A former research professor at the University of California San Diego and his Del Mar-based corporation were charged in federal court Jan. 7 with fraudulently obtaining millions of dollars in government grants and contracts.
Dr. Homayoun Karimabadi, 56, and his company, SciberQuest Inc., were arraigned on wire fraud and criminal forfeiture charges. SciberQuest entered a guilty plea and Karimabadi is scheduled to enter a deferred prosecution agreement on Jan. 15.
The deferred prosecution is an agreement between the defendant and the U.S. Attorney’s Office in which the defendant admits to the facts constituting a criminal offense, but the government agrees to suspend the entry of judgment for a period of time and agrees to dismiss the charges if, during that period, the defendant complies with certain conditions in the agreement.
Karimabadi and SciberQuest jointly agreed to forfeit $180,000 as money that was improperly received as a result of the fraud, in addition to a fine that will be imposed on the corporation at sentencing, prosecutors said.
According to court records, during the fraud Karimabadi was the chief executive officer and chief technology officer of SciberQuest, and at the same time was employed as a research professor at UC San Diego, where, among other things, he served as the group leader of the space physics plasma simulation group.
According to the corporation’s plea agreement, from January 2005 to June 2013, Karimabadi applied for and received grants or contracts from the National Science Foundation, the U.S. Air Force and NASA, both through SciberQuest and UC San Diego.
SciberQuest was awarded about $6.4 million under 22 separate grants or contracts.
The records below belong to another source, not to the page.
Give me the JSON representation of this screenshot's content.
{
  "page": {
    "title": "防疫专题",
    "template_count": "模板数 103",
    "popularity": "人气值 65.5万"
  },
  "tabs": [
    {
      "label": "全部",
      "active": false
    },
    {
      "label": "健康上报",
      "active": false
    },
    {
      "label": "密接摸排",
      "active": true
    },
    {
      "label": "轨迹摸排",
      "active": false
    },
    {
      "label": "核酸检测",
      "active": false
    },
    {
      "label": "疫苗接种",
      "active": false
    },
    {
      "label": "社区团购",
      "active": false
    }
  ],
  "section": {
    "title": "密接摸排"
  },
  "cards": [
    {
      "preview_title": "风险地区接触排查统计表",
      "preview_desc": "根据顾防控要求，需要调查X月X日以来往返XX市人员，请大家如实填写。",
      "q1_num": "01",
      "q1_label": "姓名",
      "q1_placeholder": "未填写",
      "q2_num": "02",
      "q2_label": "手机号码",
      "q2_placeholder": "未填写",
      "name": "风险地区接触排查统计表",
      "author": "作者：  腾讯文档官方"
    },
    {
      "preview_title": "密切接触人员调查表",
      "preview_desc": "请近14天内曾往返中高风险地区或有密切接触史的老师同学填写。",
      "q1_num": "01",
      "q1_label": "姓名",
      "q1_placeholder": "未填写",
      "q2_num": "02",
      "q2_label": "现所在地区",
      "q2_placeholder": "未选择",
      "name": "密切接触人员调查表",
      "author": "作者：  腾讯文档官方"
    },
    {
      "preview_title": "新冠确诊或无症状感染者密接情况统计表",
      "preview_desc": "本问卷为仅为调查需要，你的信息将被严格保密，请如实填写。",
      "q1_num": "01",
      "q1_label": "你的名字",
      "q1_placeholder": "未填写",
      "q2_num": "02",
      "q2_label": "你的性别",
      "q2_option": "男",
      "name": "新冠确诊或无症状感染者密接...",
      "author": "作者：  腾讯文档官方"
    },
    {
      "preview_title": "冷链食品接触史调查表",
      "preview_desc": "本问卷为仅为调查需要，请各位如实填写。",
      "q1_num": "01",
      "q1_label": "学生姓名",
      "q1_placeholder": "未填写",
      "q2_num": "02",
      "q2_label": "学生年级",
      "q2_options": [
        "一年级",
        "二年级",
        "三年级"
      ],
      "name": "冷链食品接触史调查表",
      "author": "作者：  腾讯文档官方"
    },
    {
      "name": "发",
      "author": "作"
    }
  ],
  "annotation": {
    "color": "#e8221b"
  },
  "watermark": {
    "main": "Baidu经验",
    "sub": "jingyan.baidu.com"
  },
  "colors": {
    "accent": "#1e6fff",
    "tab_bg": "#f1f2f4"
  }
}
Of those, eight were Small Business Innovation Research grants with a value of nearly $1.8 million.
The SBIR program was enacted by Congress to strengthen the role of innovative small business concerns in federally-funded research and development in order to stimulate technological innovation, foster and encourage participation by socially and economically disadvantaged small business concerns, and increase private sector commercialization of innovations derived from federal research and development, thereby increasing competition, productivity and economic growth.
To obtain the SciberQuest grants or contracts, Karimabadi made false statements to government officials, prosecutors said. Specifically, in award proposals, he failed to disclose all of his and SciberQuest’s current and pending grants or contracts, thereby overstating the time he and SciberQuest could devote to the projects he was applying to receive.
In one example, Karimabadi only disclosed to NSF four current and 11 pending grants and knowingly failed to disclose an additional 10 current and five pending grants.
In all, Karimabadi disclosed to NSF only about three months per year of work that he was committed to when, in fact, he had already committed to various
agencies more than 19 months per year of work.